Segment Open

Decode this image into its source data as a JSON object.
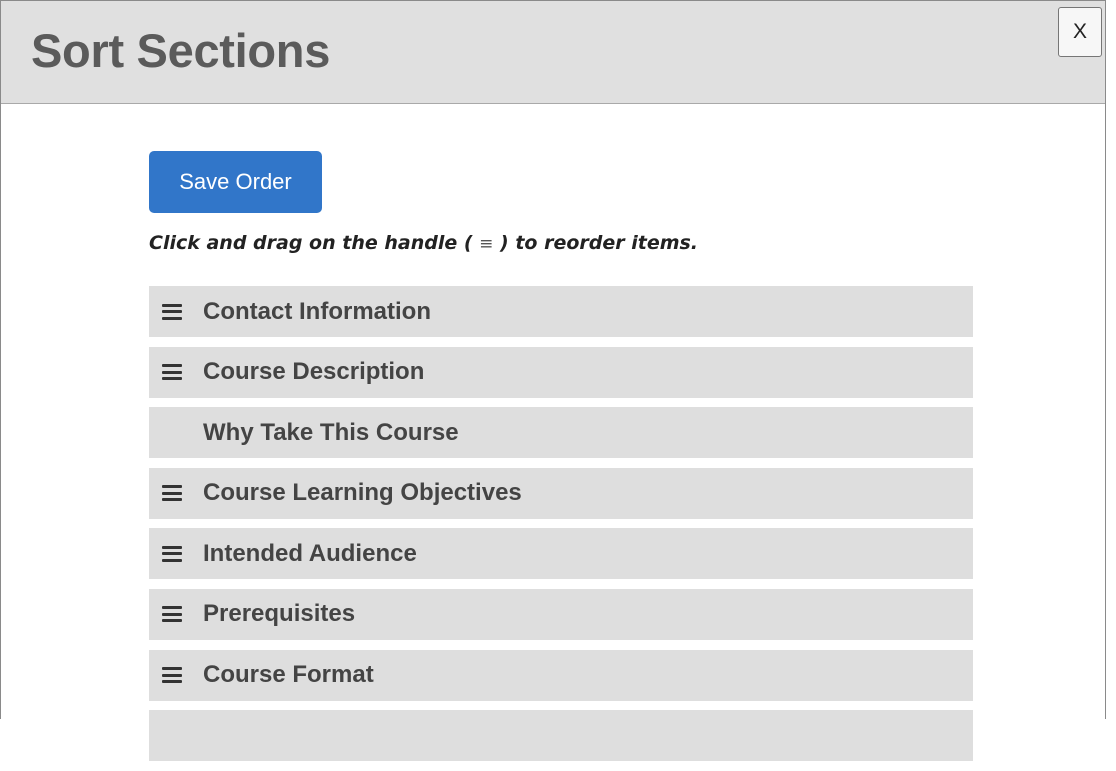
{
  "dialog": {
    "title": "Sort Sections",
    "close_label": "X"
  },
  "toolbar": {
    "save_label": "Save Order"
  },
  "instructions": {
    "before": "Click and drag on the handle ( ",
    "handle_glyph": "≡",
    "after": " ) to reorder items."
  },
  "sections": [
    {
      "label": "Contact Information",
      "draggable": true
    },
    {
      "label": "Course Description",
      "draggable": true
    },
    {
      "label": "Why Take This Course",
      "draggable": false
    },
    {
      "label": "Course Learning Objectives",
      "draggable": true
    },
    {
      "label": "Intended Audience",
      "draggable": true
    },
    {
      "label": "Prerequisites",
      "draggable": true
    },
    {
      "label": "Course Format",
      "draggable": true
    },
    {
      "label": "",
      "draggable": false
    }
  ],
  "icons": {
    "close": "close-icon",
    "drag_handle": "drag-handle-icon"
  },
  "colors": {
    "header_bg": "#e0e0e0",
    "title_text": "#5b5b5b",
    "primary_button": "#3176c9",
    "item_bg": "#dedede",
    "item_text": "#444444"
  }
}
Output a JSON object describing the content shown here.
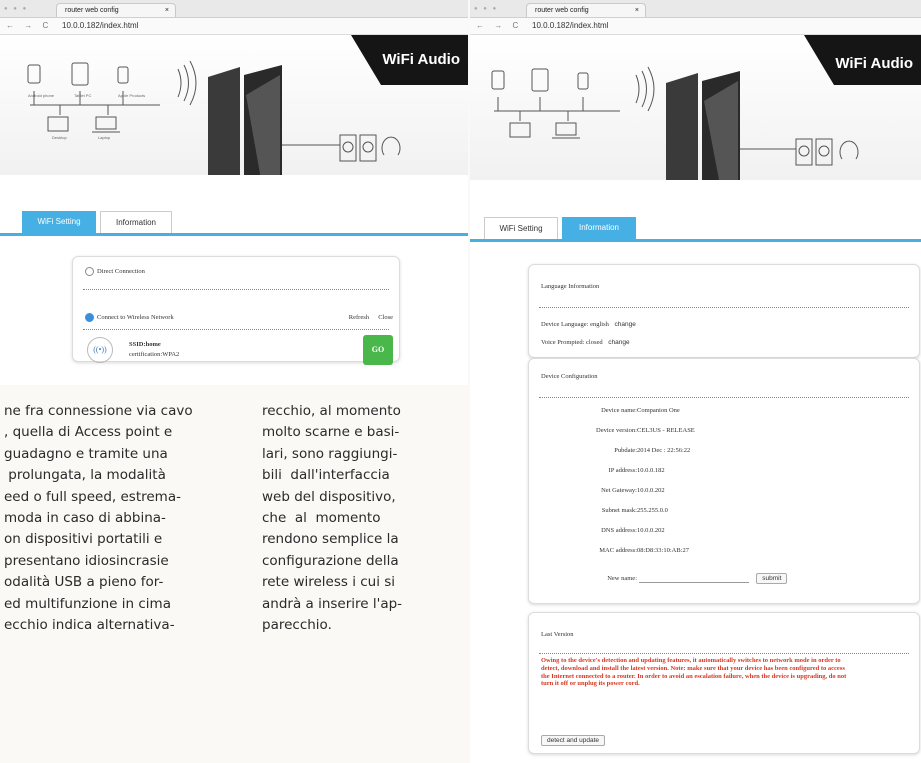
{
  "browser": {
    "tab_title": "router web config",
    "tab_close": "×",
    "nav": "← → C",
    "url": "10.0.0.182/index.html"
  },
  "banner": {
    "brand": "WiFi Audio",
    "speakers_caption": "ACTIVE SPEAKERS HEADPHONES"
  },
  "left_screen": {
    "tabs": [
      "WiFi Setting",
      "Information"
    ],
    "active_tab": 0,
    "options": {
      "direct": "Direct Connection",
      "wireless": "Connect to Wireless Network"
    },
    "refresh": "Refresh",
    "close": "Close",
    "ssid": "SSID:home",
    "cert": "certification:WPA2",
    "go": "GO"
  },
  "right_screen": {
    "tabs": [
      "WiFi Setting",
      "Information"
    ],
    "active_tab": 1,
    "language": {
      "title": "Language Information",
      "device_language": "Device Language: english",
      "voice_prompt": "Voice Prompted: closed",
      "change": "change"
    },
    "config": {
      "title": "Device Configuration",
      "rows": [
        {
          "label": "Device name:",
          "value": "Companion One"
        },
        {
          "label": "Device version:",
          "value": "CEL3US - RELEASE"
        },
        {
          "label": "Pubdate:",
          "value": "2014 Dec : 22:56:22"
        },
        {
          "label": "IP address:",
          "value": "10.0.0.182"
        },
        {
          "label": "Net Gateway:",
          "value": "10.0.0.202"
        },
        {
          "label": "Subnet mask:",
          "value": "255.255.0.0"
        },
        {
          "label": "DNS address:",
          "value": "10.0.0.202"
        },
        {
          "label": "MAC address:",
          "value": "08:D8:33:10:AB:27"
        }
      ],
      "new_name_label": "New name:",
      "submit": "submit"
    },
    "last_version": {
      "title": "Last Version",
      "warning": "Owing to the device's detection and updating features, it automatically switches to network mode in order to detect, download and install the latest version. Note: make sure that your device has been configured to access the Internet connected to a router. In order to avoid an escalation failure, when the device is upgrading, do not turn it off or unplug its power cord.",
      "button": "detect and update"
    }
  },
  "article": {
    "col1": [
      "ne fra connessione via cavo",
      ", quella di Access point e",
      "guadagno e tramite una",
      " prolungata, la modalità",
      "eed o full speed, estrema-",
      "moda in caso di abbina-",
      "on dispositivi portatili e",
      "presentano idiosincrasie",
      "odalità USB a pieno for-",
      "ed multifunzione in cima",
      "ecchio indica alternativa-"
    ],
    "col2": [
      "recchio, al momento",
      "molto scarne e basi-",
      "lari, sono raggiungi-",
      "bili  dall'interfaccia",
      "web del dispositivo,",
      "che  al  momento",
      "rendono semplice la",
      "configurazione della",
      "rete wireless i cui si",
      "andrà a inserire l'ap-",
      "parecchio."
    ]
  }
}
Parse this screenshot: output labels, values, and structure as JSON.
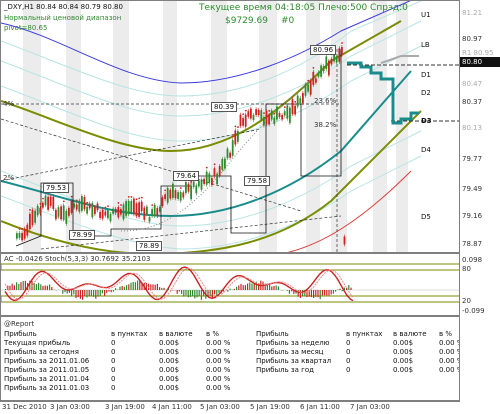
{
  "main": {
    "symbol_line": "_DXY,H1  80.84 80.84 80.79 80.80",
    "ind_line1": "Нормальный ценовой диапазон",
    "ind_line2": "pivot=80.65",
    "status_line": "Текущее время 04:18:05 Плечо:500 Спрэд:0",
    "balance": "$9729.69",
    "hash": "#0",
    "boxes": [
      "80.96",
      "80.39",
      "79.64",
      "79.53",
      "79.58",
      "78.99",
      "78.89"
    ],
    "pct_labels": [
      "4%",
      "2%",
      "23.6%",
      "38.2%"
    ],
    "levels": [
      "U1",
      "LB",
      "D1",
      "D2",
      "D3",
      "D4",
      "D5"
    ],
    "price_ticks": [
      "81.22",
      "80.97",
      "80.72",
      "80.47",
      "80.22",
      "79.97",
      "79.72",
      "79.47",
      "79.22",
      "78.97"
    ],
    "right_labels": [
      "81.21",
      "80.97",
      "R1 80.95",
      "80.80",
      "80.47",
      "80.37",
      "80.13",
      "79.77",
      "79.49",
      "79.16",
      "78.87"
    ],
    "current_price": "80.80"
  },
  "ind": {
    "label": "AC -0.0426  Stoch(5,3,3) 30.7692 35.2103",
    "ticks": [
      "80",
      "20",
      "0.098",
      "-0.099"
    ]
  },
  "report": {
    "title": "@Report",
    "headers": [
      "Прибыль",
      "в пунктах",
      "в валюте",
      "в %",
      "Прибыль",
      "в пунктах",
      "в валюте",
      "в %"
    ],
    "left": [
      [
        "Текущая прибыль",
        "0",
        "0.00$",
        "0.00 %"
      ],
      [
        "Прибыль за сегодня",
        "0",
        "0.00$",
        "0.00 %"
      ],
      [
        "Прибыль за 2011.01.06",
        "0",
        "0.00$",
        "0.00 %"
      ],
      [
        "Прибыль за 2011.01.05",
        "0",
        "0.00$",
        "0.00 %"
      ],
      [
        "Прибыль за 2011.01.04",
        "0",
        "0.00$",
        "0.00 %"
      ],
      [
        "Прибыль за 2011.01.03",
        "0",
        "0.00$",
        "0.00 %"
      ]
    ],
    "right": [
      [
        "Прибыль за неделю",
        "0",
        "0.00$",
        "0.00 %"
      ],
      [
        "Прибыль за месяц",
        "0",
        "0.00$",
        "0.00 %"
      ],
      [
        "Прибыль за квартал",
        "0",
        "0.00$",
        "0.00 %"
      ],
      [
        "Прибыль за год",
        "0",
        "0.00$",
        "0.00 %"
      ]
    ]
  },
  "time_axis": [
    "31 Dec 2010",
    "3 Jan 03:00",
    "3 Jan 19:00",
    "4 Jan 11:00",
    "5 Jan 03:00",
    "5 Jan 19:00",
    "6 Jan 11:00",
    "7 Jan 03:00"
  ],
  "colors": {
    "bull": "#2e8b2e",
    "bear": "#cc2222",
    "envelope": "#7a8c00",
    "mid": "#1a8c8c",
    "upper": "#3a3ae0",
    "lower": "#e03a3a"
  }
}
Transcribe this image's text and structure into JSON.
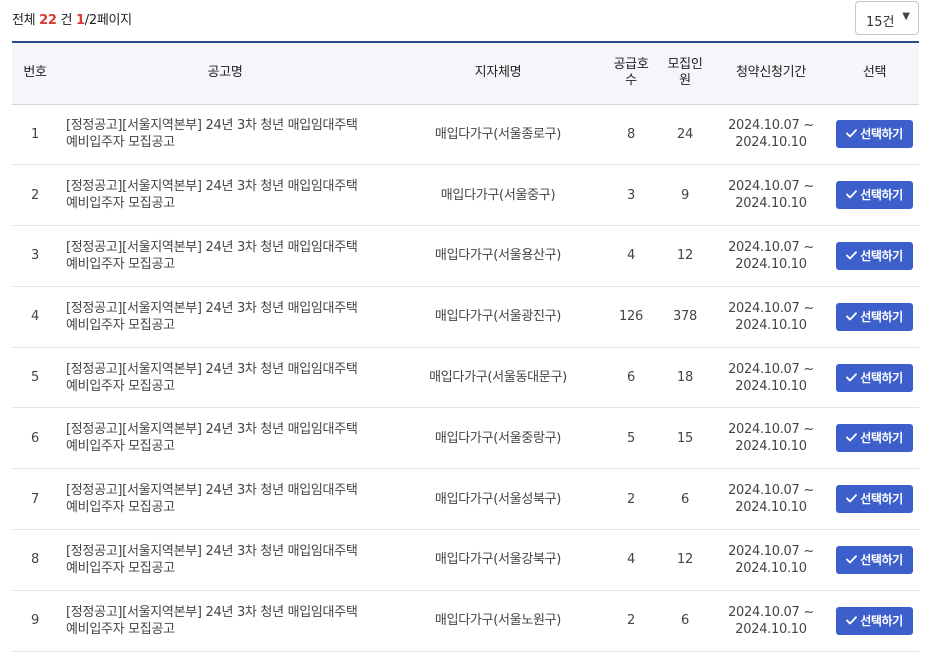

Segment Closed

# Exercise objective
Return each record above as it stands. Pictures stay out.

# Result
Decode this image into its source data as a JSON object.
{
  "dialog": {
    "title": "Sort Sections",
    "close_label": "X"
  },
  "toolbar": {
    "save_label": "Save Order"
  },
  "instructions": {
    "before": "Click and drag on the handle ( ",
    "handle_glyph": "≡",
    "after": " ) to reorder items."
  },
  "sections": [
    {
      "label": "Contact Information",
      "draggable": true
    },
    {
      "label": "Course Description",
      "draggable": true
    },
    {
      "label": "Why Take This Course",
      "draggable": false
    },
    {
      "label": "Course Learning Objectives",
      "draggable": true
    },
    {
      "label": "Intended Audience",
      "draggable": true
    },
    {
      "label": "Prerequisites",
      "draggable": true
    },
    {
      "label": "Course Format",
      "draggable": true
    },
    {
      "label": "",
      "draggable": false
    }
  ],
  "icons": {
    "close": "close-icon",
    "drag_handle": "drag-handle-icon"
  },
  "colors": {
    "header_bg": "#e0e0e0",
    "title_text": "#5b5b5b",
    "primary_button": "#3176c9",
    "item_bg": "#dedede",
    "item_text": "#444444"
  }
}
Output a JSON object describing the content shown here.
{
  "browser": {
    "tab_title": "router web config",
    "tab_close": "×",
    "nav": "← → C",
    "url": "10.0.0.182/index.html"
  },
  "banner": {
    "brand": "WiFi Audio",
    "speakers_caption": "ACTIVE SPEAKERS HEADPHONES"
  },
  "left_screen": {
    "tabs": [
      "WiFi Setting",
      "Information"
    ],
    "active_tab": 0,
    "options": {
      "direct": "Direct Connection",
      "wireless": "Connect to Wireless Network"
    },
    "refresh": "Refresh",
    "close": "Close",
    "ssid": "SSID:home",
    "cert": "certification:WPA2",
    "go": "GO"
  },
  "right_screen": {
    "tabs": [
      "WiFi Setting",
      "Information"
    ],
    "active_tab": 1,
    "language": {
      "title": "Language Information",
      "device_language": "Device Language: english",
      "voice_prompt": "Voice Prompted: closed",
      "change": "change"
    },
    "config": {
      "title": "Device Configuration",
      "rows": [
        {
          "label": "Device name:",
          "value": "Companion One"
        },
        {
          "label": "Device version:",
          "value": "CEL3US - RELEASE"
        },
        {
          "label": "Pubdate:",
          "value": "2014 Dec : 22:56:22"
        },
        {
          "label": "IP address:",
          "value": "10.0.0.182"
        },
        {
          "label": "Net Gateway:",
          "value": "10.0.0.202"
        },
        {
          "label": "Subnet mask:",
          "value": "255.255.0.0"
        },
        {
          "label": "DNS address:",
          "value": "10.0.0.202"
        },
        {
          "label": "MAC address:",
          "value": "08:D8:33:10:AB:27"
        }
      ],
      "new_name_label": "New name:",
      "submit": "submit"
    },
    "last_version": {
      "title": "Last Version",
      "warning": "Owing to the device's detection and updating features, it automatically switches to network mode in order to detect, download and install the latest version. Note: make sure that your device has been configured to access the Internet connected to a router. In order to avoid an escalation failure, when the device is upgrading, do not turn it off or unplug its power cord.",
      "button": "detect and update"
    }
  },
  "article": {
    "col1": [
      "ne fra connessione via cavo",
      ", quella di Access point e",
      "guadagno e tramite una",
      " prolungata, la modalità",
      "eed o full speed, estrema-",
      "moda in caso di abbina-",
      "on dispositivi portatili e",
      "presentano idiosincrasie",
      "odalità USB a pieno for-",
      "ed multifunzione in cima",
      "ecchio indica alternativa-"
    ],
    "col2": [
      "recchio, al momento",
      "molto scarne e basi-",
      "lari, sono raggiungi-",
      "bili  dall'interfaccia",
      "web del dispositivo,",
      "che  al  momento",
      "rendono semplice la",
      "configurazione della",
      "rete wireless i cui si",
      "andrà a inserire l'ap-",
      "parecchio."
    ]
  }
}
Parse this screenshot: output labels, values, and structure as JSON.
{
  "main": {
    "symbol_line": "_DXY,H1  80.84 80.84 80.79 80.80",
    "ind_line1": "Нормальный ценовой диапазон",
    "ind_line2": "pivot=80.65",
    "status_line": "Текущее время 04:18:05 Плечо:500 Спрэд:0",
    "balance": "$9729.69",
    "hash": "#0",
    "boxes": [
      "80.96",
      "80.39",
      "79.64",
      "79.53",
      "79.58",
      "78.99",
      "78.89"
    ],
    "pct_labels": [
      "4%",
      "2%",
      "23.6%",
      "38.2%"
    ],
    "levels": [
      "U1",
      "LB",
      "D1",
      "D2",
      "D3",
      "D4",
      "D5"
    ],
    "price_ticks": [
      "81.22",
      "80.97",
      "80.72",
      "80.47",
      "80.22",
      "79.97",
      "79.72",
      "79.47",
      "79.22",
      "78.97"
    ],
    "right_labels": [
      "81.21",
      "80.97",
      "R1 80.95",
      "80.80",
      "80.47",
      "80.37",
      "80.13",
      "79.77",
      "79.49",
      "79.16",
      "78.87"
    ],
    "current_price": "80.80"
  },
  "ind": {
    "label": "AC -0.0426  Stoch(5,3,3) 30.7692 35.2103",
    "ticks": [
      "80",
      "20",
      "0.098",
      "-0.099"
    ]
  },
  "report": {
    "title": "@Report",
    "headers": [
      "Прибыль",
      "в пунктах",
      "в валюте",
      "в %",
      "Прибыль",
      "в пунктах",
      "в валюте",
      "в %"
    ],
    "left": [
      [
        "Текущая прибыль",
        "0",
        "0.00$",
        "0.00 %"
      ],
      [
        "Прибыль за сегодня",
        "0",
        "0.00$",
        "0.00 %"
      ],
      [
        "Прибыль за 2011.01.06",
        "0",
        "0.00$",
        "0.00 %"
      ],
      [
        "Прибыль за 2011.01.05",
        "0",
        "0.00$",
        "0.00 %"
      ],
      [
        "Прибыль за 2011.01.04",
        "0",
        "0.00$",
        "0.00 %"
      ],
      [
        "Прибыль за 2011.01.03",
        "0",
        "0.00$",
        "0.00 %"
      ]
    ],
    "right": [
      [
        "Прибыль за неделю",
        "0",
        "0.00$",
        "0.00 %"
      ],
      [
        "Прибыль за месяц",
        "0",
        "0.00$",
        "0.00 %"
      ],
      [
        "Прибыль за квартал",
        "0",
        "0.00$",
        "0.00 %"
      ],
      [
        "Прибыль за год",
        "0",
        "0.00$",
        "0.00 %"
      ]
    ]
  },
  "time_axis": [
    "31 Dec 2010",
    "3 Jan 03:00",
    "3 Jan 19:00",
    "4 Jan 11:00",
    "5 Jan 03:00",
    "5 Jan 19:00",
    "6 Jan 11:00",
    "7 Jan 03:00"
  ],
  "colors": {
    "bull": "#2e8b2e",
    "bear": "#cc2222",
    "envelope": "#7a8c00",
    "mid": "#1a8c8c",
    "upper": "#3a3ae0",
    "lower": "#e03a3a"
  }
}
Transcribe this image's text and structure into JSON.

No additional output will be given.